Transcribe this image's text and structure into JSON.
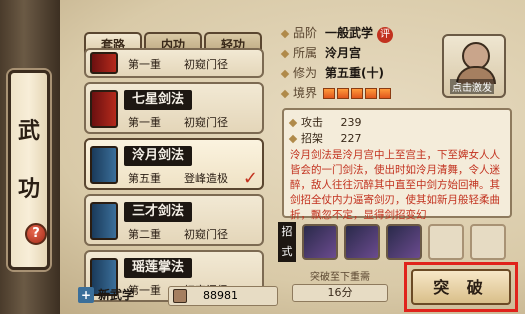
{
  "title_chars": [
    "武",
    "功"
  ],
  "help_icon": "?",
  "tabs": [
    "套路",
    "内功",
    "轻功"
  ],
  "skills": [
    {
      "name": "",
      "level": "第一重",
      "realm": "初窥门径"
    },
    {
      "name": "七星剑法",
      "level": "第一重",
      "realm": "初窥门径"
    },
    {
      "name": "泠月剑法",
      "level": "第五重",
      "realm": "登峰造极"
    },
    {
      "name": "三才剑法",
      "level": "第二重",
      "realm": "初窥门径"
    },
    {
      "name": "瑶莲掌法",
      "level": "第一重",
      "realm": "初窥门径"
    }
  ],
  "selected_skill_check": "✓",
  "info": {
    "grade_label": "品阶",
    "grade_value": "一般武学",
    "grade_eval": "评",
    "sect_label": "所属",
    "sect_value": "泠月宫",
    "cultivation_label": "修为",
    "cultivation_value": "第五重(十)",
    "realm_label": "境界",
    "realm_bars": 5
  },
  "portrait_caption": "点击激发",
  "stats": {
    "attack_label": "攻击",
    "attack_value": "239",
    "parry_label": "招架",
    "parry_value": "227",
    "description": "泠月剑法是泠月宫中上至宫主，下至婢女人人皆会的一门剑法，使出时如泠月清舞，令人迷醉，敌人往往沉醉其中直至中剑方始回神。其剑招全仗内力逼寄剑刃，使其如新月般轻柔曲折，飘忽不定，显得剑招变幻"
  },
  "moves_label": [
    "招",
    "式"
  ],
  "breakthrough": {
    "title": "突破至下重需",
    "cost": "16分",
    "button": "突 破"
  },
  "bottom": {
    "new_skill": "新武学",
    "points": "88981"
  }
}
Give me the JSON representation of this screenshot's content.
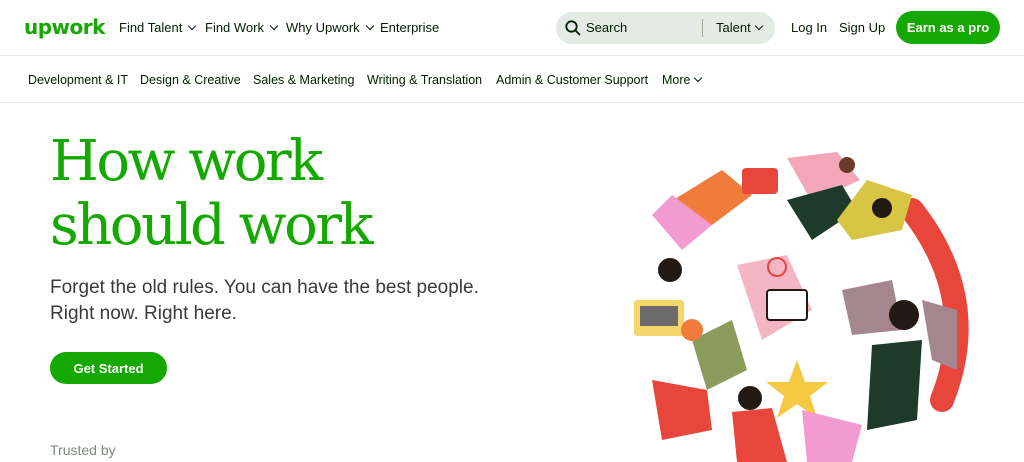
{
  "header": {
    "logo": "upwork",
    "nav": [
      {
        "label": "Find Talent"
      },
      {
        "label": "Find Work"
      },
      {
        "label": "Why Upwork"
      },
      {
        "label": "Enterprise"
      }
    ],
    "search": {
      "placeholder": "Search",
      "scope": "Talent"
    },
    "login": "Log In",
    "signup": "Sign Up",
    "cta": "Earn as a pro"
  },
  "categories": [
    "Development & IT",
    "Design & Creative",
    "Sales & Marketing",
    "Writing & Translation",
    "Admin & Customer Support",
    "More"
  ],
  "hero": {
    "headline_1": "How work",
    "headline_2": "should work",
    "sub_1": "Forget the old rules. You can have the best people.",
    "sub_2": "Right now. Right here.",
    "cta": "Get Started",
    "trusted": "Trusted by"
  },
  "colors": {
    "brand": "#14a800",
    "text": "#001e00",
    "search_bg": "#e4ebe4"
  }
}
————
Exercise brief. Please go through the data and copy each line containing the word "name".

Final answer.
      "name": "",
      "name": "七星剑法",
      "name": "泠月剑法",
      "name": "三才剑法",
      "name": "瑶莲掌法",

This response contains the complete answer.